|Name||Patricia A. Fahy|
|Address||297 S. Main Ave |
Albany, New York , United States
Dec 30, 2014 03:55am
|Info||Pat Fahy is an experienced advocate for education, jobs, and working New Yorkers |
Pat is best known locally for serving as President of the Albany City School Board, where she fought tirelessly for the educational needs of a diverse student population and to re-build and renovate aging public schools. More recently, she served for more than five years as an Associate Commissioner at the New York State Department of Labor, where she championed workforce development initiatives and advocated for worker and youth employment funding, including from the American Recovery and Reinvestment Act of 2009. Pat’s concept paper to give tax credits to businesses that hire young people and the underemployed – NY Youth Works – was championed by Governor Cuomo and became law in December 2011. Pat has made her mark as a staunch advocate for families, youth, and community.
In Pat’s own words: “As a working mother, I am keenly aware of the issues facing our families. I know what it’s like to worry about the rising costs of healthcare, housing, and transportation. And with two children in the public schools, I know we need to build a prosperous future for the next generation by attracting and retaining high-quality, sustainable, twenty-first-century jobs.”
Pat was raised in the Chicago area by working-class, immigrant parents, Eileen and Nicholas Fahy, who instilled in her the values of hard work and the importance of education. She self-financed her education; initially at Moraine Valley Community College, followed by Northern Illinois University, where she earned a BS degree in Political Science, and finally at the University of Illinois at Chicago, where she earned a Masters of Public Administration degree.
A coalition-builder with Federal, state and local policy experience
Pat’s extensive policy and legislative experience began in Washington, DC, as a Presidential Management Intern (now Presidential Management Fellow). Her work continued in DC, first as a legislative assistant for the Senate Committee on Labor and Human Resources, drafting legislation for the legendary Senator Paul Simon (D-IL). She continued with the U.S. House of Representatives as a senior legislative analyst for the Committee on Education and Labor, Subcomittee on Employment Opportunities. During her time on Capitol Hill, she organized and managed numerous congressional subcommittee hearings, drafted workforce and literacy legislation and amendments, and delivered dozens of presentations to promote these proposals with numerous national and state organizations. In these positions, Pat gained first-hand knowledge of policies designed to create and keep good jobs in our communities, including working to develop the Re-Employment Act (later becoming the Workforce Investment Act), a proposal to retrain dislocated workers and to create a one-stop career system for all job-seekers.
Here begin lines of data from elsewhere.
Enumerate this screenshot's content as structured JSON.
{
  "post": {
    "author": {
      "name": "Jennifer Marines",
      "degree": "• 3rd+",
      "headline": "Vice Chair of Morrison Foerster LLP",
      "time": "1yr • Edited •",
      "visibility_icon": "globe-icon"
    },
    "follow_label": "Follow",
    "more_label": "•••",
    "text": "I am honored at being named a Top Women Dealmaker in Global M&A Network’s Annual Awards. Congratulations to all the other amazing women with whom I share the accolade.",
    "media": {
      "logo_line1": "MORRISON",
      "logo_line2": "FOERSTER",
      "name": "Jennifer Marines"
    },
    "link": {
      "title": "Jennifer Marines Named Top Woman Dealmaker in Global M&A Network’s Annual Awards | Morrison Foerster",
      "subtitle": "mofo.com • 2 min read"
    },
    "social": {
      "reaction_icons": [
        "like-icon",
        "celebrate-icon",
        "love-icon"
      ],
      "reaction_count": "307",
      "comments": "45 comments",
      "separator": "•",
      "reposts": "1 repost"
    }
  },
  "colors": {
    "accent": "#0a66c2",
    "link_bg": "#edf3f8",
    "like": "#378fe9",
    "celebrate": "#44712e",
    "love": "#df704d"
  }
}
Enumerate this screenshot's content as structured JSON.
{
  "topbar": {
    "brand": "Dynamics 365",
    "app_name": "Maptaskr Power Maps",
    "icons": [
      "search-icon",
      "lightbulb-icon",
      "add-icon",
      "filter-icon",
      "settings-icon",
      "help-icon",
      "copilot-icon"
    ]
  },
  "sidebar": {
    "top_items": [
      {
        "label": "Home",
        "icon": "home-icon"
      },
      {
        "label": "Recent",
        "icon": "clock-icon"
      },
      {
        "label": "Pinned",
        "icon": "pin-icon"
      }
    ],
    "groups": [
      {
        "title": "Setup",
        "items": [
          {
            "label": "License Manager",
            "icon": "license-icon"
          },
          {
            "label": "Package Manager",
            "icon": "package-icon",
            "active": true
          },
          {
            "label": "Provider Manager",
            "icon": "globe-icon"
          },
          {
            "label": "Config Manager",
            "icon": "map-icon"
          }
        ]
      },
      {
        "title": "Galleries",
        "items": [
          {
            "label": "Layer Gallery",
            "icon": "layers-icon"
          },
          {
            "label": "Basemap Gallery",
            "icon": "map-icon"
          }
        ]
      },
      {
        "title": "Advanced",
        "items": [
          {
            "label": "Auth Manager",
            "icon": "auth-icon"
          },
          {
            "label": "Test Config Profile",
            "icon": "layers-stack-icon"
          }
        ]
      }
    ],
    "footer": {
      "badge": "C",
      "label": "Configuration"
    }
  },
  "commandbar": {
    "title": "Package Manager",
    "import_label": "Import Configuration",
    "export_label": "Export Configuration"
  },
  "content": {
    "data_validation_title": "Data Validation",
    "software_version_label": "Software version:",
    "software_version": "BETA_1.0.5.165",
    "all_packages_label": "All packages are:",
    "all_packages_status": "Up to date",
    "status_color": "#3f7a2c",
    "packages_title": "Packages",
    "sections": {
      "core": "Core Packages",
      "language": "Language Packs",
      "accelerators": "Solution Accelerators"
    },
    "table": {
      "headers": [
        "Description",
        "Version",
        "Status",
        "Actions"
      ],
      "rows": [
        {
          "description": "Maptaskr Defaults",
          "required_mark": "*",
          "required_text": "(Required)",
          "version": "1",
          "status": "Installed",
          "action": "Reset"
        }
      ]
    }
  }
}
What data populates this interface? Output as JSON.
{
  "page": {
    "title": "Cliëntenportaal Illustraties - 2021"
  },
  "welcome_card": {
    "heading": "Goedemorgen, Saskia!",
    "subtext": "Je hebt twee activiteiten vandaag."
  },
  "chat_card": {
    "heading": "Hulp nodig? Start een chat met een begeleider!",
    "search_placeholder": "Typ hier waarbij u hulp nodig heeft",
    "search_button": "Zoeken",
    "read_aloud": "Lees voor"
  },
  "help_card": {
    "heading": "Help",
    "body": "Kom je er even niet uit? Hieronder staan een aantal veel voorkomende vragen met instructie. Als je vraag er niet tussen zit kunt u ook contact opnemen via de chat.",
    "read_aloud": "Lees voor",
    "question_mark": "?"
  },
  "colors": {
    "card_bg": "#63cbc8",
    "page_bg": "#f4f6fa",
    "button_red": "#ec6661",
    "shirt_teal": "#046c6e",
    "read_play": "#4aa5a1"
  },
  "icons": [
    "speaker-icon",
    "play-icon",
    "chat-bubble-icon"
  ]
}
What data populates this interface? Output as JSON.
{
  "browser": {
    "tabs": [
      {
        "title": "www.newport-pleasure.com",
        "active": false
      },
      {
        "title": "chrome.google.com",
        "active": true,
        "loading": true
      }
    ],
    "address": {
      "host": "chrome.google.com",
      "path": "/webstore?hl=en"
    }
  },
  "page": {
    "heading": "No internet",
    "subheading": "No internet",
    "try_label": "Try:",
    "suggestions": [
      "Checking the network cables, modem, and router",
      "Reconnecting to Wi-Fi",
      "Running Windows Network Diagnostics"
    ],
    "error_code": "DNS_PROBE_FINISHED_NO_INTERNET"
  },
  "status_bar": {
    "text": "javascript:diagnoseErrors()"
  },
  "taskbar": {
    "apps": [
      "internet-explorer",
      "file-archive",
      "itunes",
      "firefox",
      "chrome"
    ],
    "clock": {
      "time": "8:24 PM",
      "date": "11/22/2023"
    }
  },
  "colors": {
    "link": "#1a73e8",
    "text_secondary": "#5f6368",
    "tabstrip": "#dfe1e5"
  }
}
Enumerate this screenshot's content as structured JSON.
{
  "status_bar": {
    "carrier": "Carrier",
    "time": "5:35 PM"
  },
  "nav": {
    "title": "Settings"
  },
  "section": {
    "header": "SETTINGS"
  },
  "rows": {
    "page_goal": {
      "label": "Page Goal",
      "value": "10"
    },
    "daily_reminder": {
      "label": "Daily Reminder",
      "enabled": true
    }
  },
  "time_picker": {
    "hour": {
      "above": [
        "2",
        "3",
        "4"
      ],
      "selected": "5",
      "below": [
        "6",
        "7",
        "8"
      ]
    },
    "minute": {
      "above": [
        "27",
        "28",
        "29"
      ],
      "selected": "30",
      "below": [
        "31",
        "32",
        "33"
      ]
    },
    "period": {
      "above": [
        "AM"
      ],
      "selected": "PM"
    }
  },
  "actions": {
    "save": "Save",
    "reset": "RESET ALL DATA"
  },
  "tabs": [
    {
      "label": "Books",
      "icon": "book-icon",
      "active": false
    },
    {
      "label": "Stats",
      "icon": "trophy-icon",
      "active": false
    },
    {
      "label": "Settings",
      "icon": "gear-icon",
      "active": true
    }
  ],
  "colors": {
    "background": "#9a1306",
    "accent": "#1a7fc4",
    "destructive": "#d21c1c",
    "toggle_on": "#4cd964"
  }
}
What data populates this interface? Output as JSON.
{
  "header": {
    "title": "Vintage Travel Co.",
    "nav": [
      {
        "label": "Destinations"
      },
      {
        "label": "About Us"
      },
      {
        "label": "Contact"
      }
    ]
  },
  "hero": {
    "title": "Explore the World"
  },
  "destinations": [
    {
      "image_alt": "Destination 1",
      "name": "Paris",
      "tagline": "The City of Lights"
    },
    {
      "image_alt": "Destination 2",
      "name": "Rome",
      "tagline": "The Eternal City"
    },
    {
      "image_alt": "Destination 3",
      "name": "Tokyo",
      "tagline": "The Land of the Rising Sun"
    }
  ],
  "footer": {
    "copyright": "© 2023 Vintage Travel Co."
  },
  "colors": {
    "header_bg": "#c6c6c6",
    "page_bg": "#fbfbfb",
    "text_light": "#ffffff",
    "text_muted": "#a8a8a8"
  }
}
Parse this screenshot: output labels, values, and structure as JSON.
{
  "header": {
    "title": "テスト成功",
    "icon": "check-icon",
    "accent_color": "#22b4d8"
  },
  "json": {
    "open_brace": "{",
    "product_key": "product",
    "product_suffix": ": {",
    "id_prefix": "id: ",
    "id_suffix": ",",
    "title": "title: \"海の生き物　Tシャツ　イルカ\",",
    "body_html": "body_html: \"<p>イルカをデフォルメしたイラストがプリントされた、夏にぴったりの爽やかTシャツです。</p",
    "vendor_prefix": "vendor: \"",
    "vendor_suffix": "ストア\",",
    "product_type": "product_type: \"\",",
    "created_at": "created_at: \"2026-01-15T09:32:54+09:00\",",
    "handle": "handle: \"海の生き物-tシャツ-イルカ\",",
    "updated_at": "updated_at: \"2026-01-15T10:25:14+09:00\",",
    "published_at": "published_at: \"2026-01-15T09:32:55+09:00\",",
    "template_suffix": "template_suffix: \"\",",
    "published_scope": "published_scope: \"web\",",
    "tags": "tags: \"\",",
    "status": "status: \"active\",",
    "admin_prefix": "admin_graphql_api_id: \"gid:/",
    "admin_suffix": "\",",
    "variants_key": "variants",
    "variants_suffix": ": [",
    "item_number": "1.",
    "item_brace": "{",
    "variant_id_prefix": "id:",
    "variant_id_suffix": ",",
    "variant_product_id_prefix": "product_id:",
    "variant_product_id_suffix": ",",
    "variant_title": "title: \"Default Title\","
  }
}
Working for more and better jobs
Providing access to jobs has been an imperative in Pat’s career. After working for the U.S. House and the Senate, Pat served in the early Clinton Administration as the Associate Director for Employment and Training, in the U.S. Department of Labor Congressional Affairs Office, which was headed by Labor Secretary Robert Reich, advocating for the Department’s priority legislation (the worker Re-Employment Act) on Capitol Hill. A desire to be closer to her large family led her back to Chicago, where she served as founding Executive Director of the business-led Chicago Workforce Board.
While still working on Capitol Hill, a chance meeting on an airplane returning from a congressional hearing introduced Pat to husband, Dr. B. Wayne Bequette, a professor in the Department of Chemical and Biological Engineering at RPI. After starting a family, Wayne and Pat settled into their home in Albany, where Pat worked part-time for the state legislature. Pat focused on workforce training, education, juvenile justice, and youth employment programs.
Improving our schools
In December 2005, Pat completed a four-year term as a citywide elected member of the Albany Board of Education. She earned the highest number of votes in her school board election and was unanimously elected by the board to serve as President in 2003. During her tenure, Pat helped foster a school-building initiative that renovated or rebuilt most of the schools in Albany. Continuing her commitment to our children, during her time at the NYS Department of Labor, Pat served as co-chair of the Disconnected Youth Work Group for the Governor’s Children’s Cabinet (2009-10), and served prior to that as a consultant on education and workforce training issues for Big Brothers Big Sisters, the AFL-CIO Workforce Development Institute, and the National Commission for Education and the Economy (NCEE).
Pat believes deeply in giving back to her community, and she has been involved with many different service organizations, including:
Board of Directors, the Boys and Girls Club of Albany (2005 to present) (Acting President in 2007; chair of the 2006 annual fund drive).
Board of Directors, Center for Women in Government & Civil Society at SUNY Rockefeller College (2009 to present).
Co-Vice President, Hackett Middle School PTA; PTA member at Albany High.
Founding member, Albany High School Working Group for Extended Learning Opportunities (to promote sports and after-school programs).
Founding Member, Albany PASS (People Advocating Small Schools), a grassroots advocacy organization formed to promote the rebuilding of Albany’s public schools.
Pat and Wayne still live in the house they bought shortly after she moved to Albany. Their son Brendan attends Albany High, and their daughter Eileen attends Hackett Middle School.